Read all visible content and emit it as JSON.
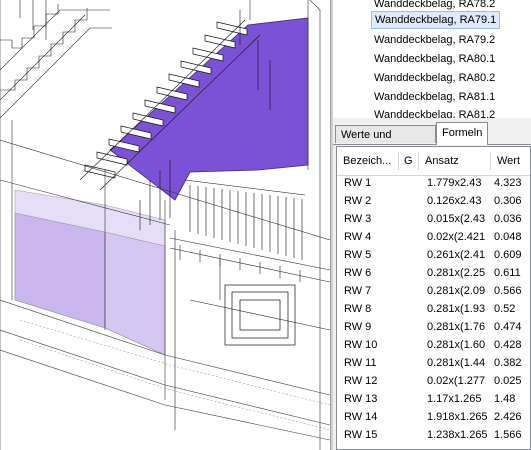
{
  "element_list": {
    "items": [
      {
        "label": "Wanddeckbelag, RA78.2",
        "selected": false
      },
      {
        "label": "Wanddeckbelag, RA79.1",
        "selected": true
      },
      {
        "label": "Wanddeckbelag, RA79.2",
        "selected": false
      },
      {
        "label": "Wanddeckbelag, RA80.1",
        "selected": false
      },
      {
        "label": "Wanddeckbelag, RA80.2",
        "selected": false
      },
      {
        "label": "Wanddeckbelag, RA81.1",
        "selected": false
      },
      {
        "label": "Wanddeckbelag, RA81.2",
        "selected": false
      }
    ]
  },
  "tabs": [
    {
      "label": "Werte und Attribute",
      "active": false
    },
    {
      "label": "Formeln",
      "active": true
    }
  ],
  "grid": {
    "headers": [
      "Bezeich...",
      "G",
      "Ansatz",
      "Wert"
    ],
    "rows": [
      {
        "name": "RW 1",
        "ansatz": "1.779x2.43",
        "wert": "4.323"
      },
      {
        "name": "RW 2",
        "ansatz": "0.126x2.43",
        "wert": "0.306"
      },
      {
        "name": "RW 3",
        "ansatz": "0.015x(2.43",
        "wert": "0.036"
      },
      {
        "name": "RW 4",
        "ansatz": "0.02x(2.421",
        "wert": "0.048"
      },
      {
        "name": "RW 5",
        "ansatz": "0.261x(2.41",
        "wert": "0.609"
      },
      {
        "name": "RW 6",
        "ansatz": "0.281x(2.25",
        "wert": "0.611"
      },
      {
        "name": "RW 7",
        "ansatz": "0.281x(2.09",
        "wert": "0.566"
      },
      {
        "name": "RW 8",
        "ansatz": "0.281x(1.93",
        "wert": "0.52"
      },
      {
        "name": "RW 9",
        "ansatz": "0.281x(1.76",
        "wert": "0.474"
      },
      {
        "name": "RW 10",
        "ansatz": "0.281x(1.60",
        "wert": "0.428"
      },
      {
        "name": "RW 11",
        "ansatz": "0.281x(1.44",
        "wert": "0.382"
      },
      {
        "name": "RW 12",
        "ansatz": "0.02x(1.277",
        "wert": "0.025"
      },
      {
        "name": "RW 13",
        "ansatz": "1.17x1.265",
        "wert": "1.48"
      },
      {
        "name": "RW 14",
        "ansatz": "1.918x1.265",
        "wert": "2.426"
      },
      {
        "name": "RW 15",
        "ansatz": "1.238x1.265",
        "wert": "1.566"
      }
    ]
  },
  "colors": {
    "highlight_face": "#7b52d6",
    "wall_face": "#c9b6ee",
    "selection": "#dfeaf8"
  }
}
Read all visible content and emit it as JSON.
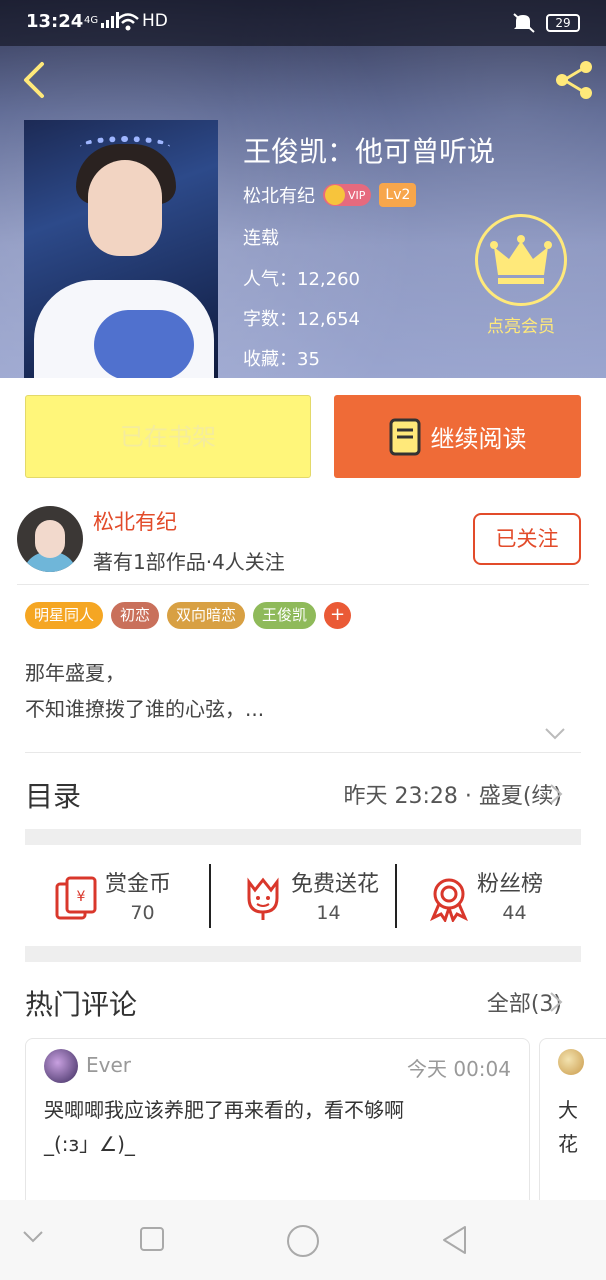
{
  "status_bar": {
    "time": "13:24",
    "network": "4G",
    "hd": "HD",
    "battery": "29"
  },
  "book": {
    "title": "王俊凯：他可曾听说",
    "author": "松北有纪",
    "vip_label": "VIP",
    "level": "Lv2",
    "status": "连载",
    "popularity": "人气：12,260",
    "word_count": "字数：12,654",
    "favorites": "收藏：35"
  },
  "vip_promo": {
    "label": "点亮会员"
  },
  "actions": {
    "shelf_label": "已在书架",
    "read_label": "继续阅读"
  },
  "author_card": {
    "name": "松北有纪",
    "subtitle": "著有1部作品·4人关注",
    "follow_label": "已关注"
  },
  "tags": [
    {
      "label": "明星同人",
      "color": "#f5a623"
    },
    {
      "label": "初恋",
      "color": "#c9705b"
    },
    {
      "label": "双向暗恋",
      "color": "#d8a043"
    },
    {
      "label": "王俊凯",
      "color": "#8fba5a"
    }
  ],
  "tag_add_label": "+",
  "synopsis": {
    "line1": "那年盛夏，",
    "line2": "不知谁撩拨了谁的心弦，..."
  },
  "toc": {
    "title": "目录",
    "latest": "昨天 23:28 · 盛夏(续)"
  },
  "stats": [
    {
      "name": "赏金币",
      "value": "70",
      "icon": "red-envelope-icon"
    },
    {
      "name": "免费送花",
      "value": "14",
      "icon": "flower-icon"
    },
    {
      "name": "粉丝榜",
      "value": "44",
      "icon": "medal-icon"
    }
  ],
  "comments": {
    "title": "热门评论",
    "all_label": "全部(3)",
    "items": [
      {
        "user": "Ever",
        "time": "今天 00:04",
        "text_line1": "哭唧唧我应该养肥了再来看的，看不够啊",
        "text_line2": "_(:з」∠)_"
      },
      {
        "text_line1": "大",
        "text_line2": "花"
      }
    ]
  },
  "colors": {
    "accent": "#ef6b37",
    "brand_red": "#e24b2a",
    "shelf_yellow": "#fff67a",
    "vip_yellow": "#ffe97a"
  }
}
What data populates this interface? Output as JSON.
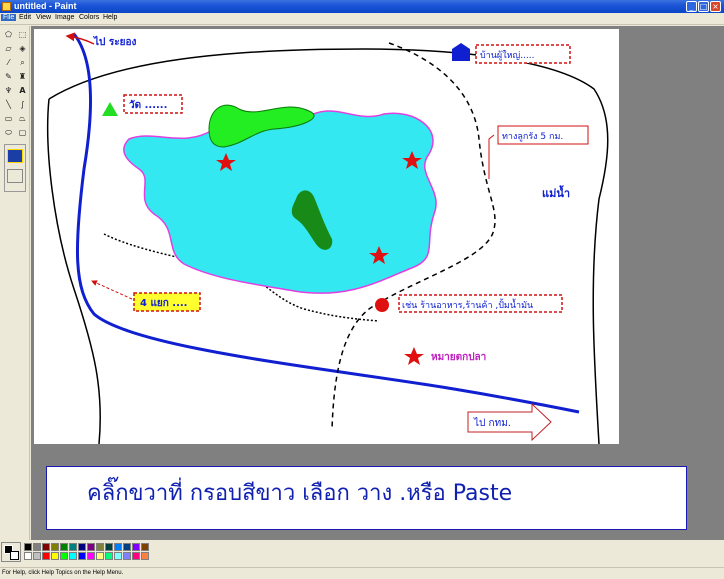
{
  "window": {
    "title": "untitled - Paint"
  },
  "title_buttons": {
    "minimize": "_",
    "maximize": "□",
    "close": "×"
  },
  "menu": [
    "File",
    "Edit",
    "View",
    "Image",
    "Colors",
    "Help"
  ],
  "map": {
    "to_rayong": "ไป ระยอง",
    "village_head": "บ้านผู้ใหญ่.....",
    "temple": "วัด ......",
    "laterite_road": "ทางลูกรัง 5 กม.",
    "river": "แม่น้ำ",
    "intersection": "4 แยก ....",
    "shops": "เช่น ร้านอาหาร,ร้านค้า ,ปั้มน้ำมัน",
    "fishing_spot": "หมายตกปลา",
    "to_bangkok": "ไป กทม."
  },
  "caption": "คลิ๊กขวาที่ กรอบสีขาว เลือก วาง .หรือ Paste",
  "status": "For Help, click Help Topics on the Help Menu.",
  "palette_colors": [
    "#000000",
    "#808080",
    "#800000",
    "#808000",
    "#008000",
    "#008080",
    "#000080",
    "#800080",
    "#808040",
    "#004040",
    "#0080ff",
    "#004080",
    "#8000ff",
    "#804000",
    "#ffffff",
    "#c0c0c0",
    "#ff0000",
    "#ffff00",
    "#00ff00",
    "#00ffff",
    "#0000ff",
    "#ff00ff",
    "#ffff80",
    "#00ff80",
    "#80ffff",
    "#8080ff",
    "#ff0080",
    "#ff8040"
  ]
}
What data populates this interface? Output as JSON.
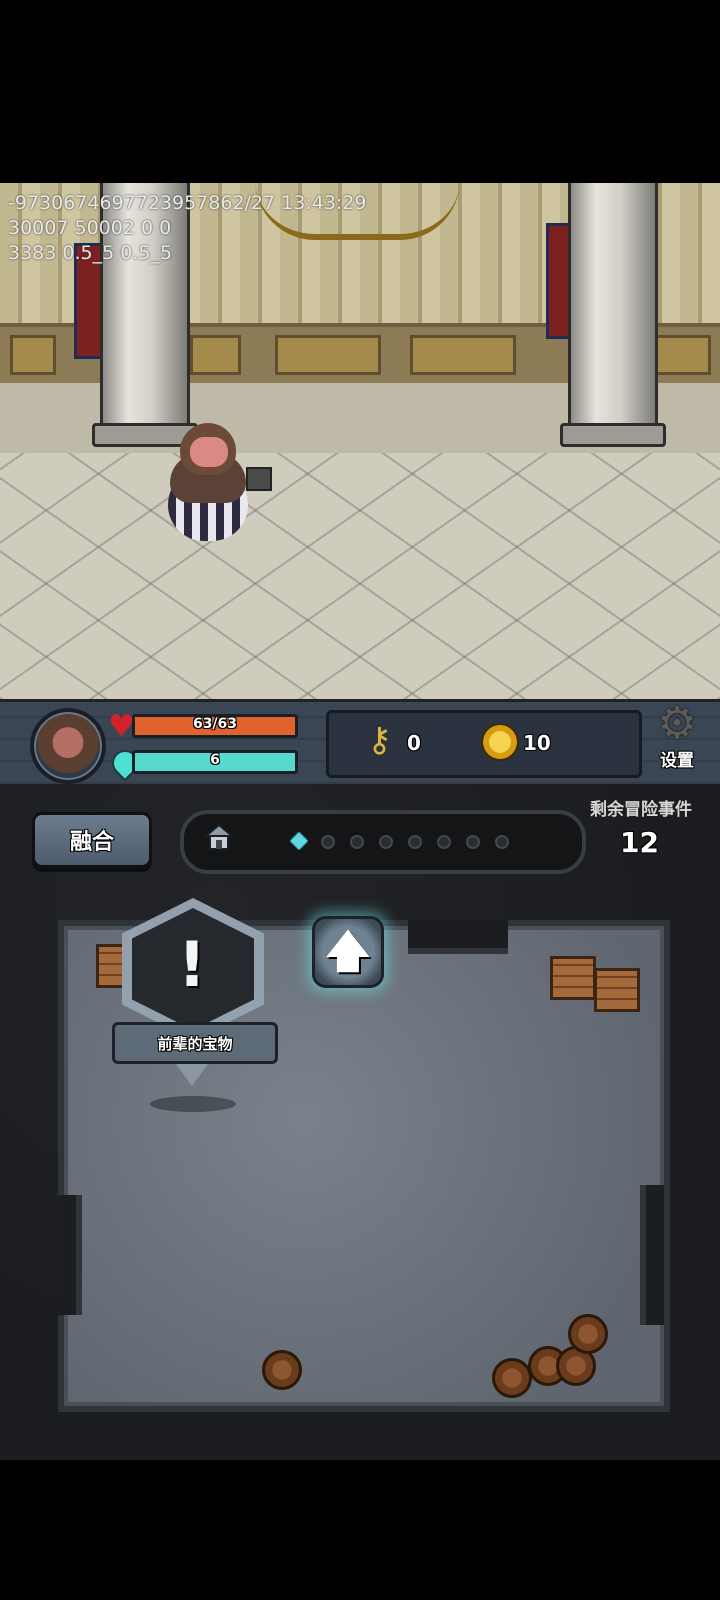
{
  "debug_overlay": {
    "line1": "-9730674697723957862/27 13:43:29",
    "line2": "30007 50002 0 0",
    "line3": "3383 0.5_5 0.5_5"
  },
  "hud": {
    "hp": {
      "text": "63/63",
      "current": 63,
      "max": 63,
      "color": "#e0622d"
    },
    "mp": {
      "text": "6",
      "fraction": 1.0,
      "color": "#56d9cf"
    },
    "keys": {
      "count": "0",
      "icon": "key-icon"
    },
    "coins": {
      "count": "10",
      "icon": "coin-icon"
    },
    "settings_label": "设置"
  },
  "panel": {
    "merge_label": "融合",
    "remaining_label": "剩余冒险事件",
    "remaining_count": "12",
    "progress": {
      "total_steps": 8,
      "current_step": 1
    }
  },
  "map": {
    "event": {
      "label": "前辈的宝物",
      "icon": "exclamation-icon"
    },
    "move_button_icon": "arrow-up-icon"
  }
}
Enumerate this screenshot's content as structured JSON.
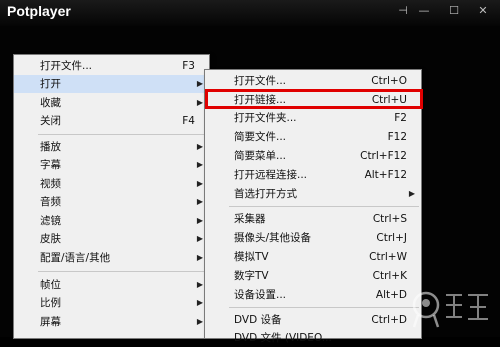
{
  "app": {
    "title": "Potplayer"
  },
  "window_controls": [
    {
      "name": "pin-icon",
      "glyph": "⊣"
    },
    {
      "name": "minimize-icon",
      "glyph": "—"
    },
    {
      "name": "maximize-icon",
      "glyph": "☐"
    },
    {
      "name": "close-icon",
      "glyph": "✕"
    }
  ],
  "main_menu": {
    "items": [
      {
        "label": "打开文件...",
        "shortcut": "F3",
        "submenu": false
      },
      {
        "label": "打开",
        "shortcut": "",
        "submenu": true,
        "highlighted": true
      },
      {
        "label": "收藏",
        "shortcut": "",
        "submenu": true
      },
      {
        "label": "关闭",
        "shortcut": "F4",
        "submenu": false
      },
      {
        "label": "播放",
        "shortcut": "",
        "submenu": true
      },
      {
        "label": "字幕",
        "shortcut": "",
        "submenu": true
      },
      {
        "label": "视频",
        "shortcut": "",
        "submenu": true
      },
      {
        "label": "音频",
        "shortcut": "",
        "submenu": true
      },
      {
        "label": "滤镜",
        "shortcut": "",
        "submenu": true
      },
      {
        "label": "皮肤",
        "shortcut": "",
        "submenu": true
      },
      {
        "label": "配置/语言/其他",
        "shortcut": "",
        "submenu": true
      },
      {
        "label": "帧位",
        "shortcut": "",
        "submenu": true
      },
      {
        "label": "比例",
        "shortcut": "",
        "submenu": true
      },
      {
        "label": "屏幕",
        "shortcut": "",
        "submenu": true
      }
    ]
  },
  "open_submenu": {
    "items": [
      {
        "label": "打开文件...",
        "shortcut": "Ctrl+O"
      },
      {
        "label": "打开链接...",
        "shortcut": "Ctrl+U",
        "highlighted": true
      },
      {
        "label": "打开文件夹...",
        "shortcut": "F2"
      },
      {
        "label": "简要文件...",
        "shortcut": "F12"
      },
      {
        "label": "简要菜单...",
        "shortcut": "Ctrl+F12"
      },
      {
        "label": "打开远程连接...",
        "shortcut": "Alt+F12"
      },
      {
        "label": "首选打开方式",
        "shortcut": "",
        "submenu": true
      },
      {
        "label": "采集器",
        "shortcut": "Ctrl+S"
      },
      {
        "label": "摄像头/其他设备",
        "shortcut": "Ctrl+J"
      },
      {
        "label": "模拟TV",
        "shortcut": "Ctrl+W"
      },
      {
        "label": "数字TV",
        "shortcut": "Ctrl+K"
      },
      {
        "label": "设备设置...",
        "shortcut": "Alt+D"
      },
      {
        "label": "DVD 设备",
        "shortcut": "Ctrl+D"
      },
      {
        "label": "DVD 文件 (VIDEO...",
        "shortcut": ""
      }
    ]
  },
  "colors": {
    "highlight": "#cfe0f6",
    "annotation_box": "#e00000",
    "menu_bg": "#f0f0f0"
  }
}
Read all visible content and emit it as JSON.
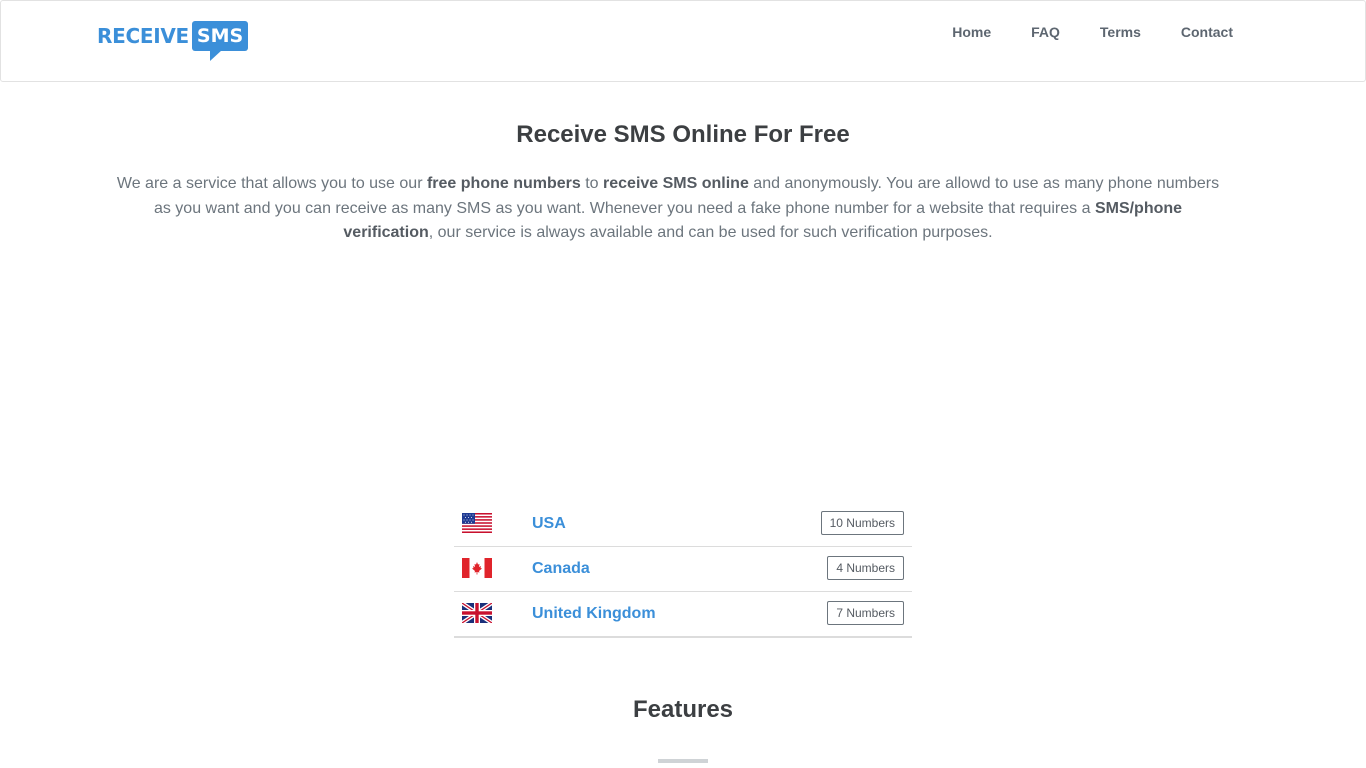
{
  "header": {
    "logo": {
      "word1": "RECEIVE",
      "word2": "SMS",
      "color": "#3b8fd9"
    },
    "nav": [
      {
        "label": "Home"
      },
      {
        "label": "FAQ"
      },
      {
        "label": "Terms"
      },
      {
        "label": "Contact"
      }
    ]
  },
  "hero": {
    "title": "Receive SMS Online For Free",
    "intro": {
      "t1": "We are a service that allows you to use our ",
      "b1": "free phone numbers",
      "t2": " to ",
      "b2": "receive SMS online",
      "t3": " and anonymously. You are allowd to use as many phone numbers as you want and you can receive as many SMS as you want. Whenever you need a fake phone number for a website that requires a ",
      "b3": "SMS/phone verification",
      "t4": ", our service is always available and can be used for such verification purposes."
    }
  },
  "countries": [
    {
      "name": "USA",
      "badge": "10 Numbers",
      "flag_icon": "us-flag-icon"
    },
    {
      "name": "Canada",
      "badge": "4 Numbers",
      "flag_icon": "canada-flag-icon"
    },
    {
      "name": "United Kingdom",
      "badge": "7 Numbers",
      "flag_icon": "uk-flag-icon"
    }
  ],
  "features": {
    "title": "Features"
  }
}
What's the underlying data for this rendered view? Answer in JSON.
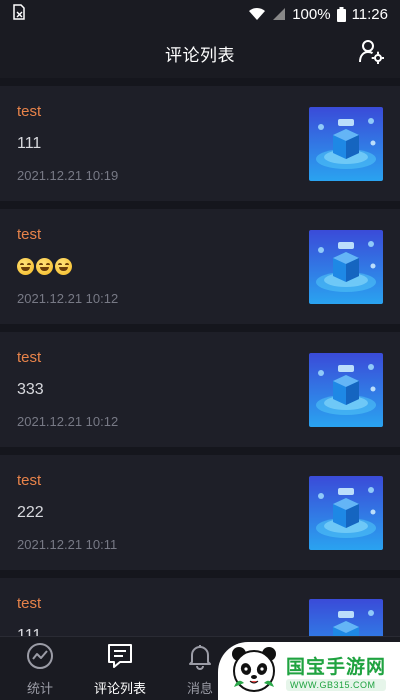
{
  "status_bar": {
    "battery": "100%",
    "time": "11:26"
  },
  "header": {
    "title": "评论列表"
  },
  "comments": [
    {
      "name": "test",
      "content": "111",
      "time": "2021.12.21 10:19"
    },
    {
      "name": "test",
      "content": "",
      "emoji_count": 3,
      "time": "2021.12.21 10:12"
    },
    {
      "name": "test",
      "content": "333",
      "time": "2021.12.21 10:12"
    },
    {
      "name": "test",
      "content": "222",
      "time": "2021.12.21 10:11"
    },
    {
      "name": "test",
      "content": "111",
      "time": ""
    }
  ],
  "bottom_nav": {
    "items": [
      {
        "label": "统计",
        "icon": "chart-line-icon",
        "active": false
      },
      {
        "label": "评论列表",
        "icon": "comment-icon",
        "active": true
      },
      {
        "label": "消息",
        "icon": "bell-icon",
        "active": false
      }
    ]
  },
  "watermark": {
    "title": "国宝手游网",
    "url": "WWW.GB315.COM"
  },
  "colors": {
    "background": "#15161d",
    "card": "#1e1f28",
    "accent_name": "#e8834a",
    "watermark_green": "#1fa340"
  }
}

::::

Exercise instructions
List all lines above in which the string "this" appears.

Answer for the task
What data populates this interface? Output as JSON.
What data populates this interface? Output as JSON.
Enumerate this screenshot's content as structured JSON.
What's the underlying data for this rendered view? Answer in JSON.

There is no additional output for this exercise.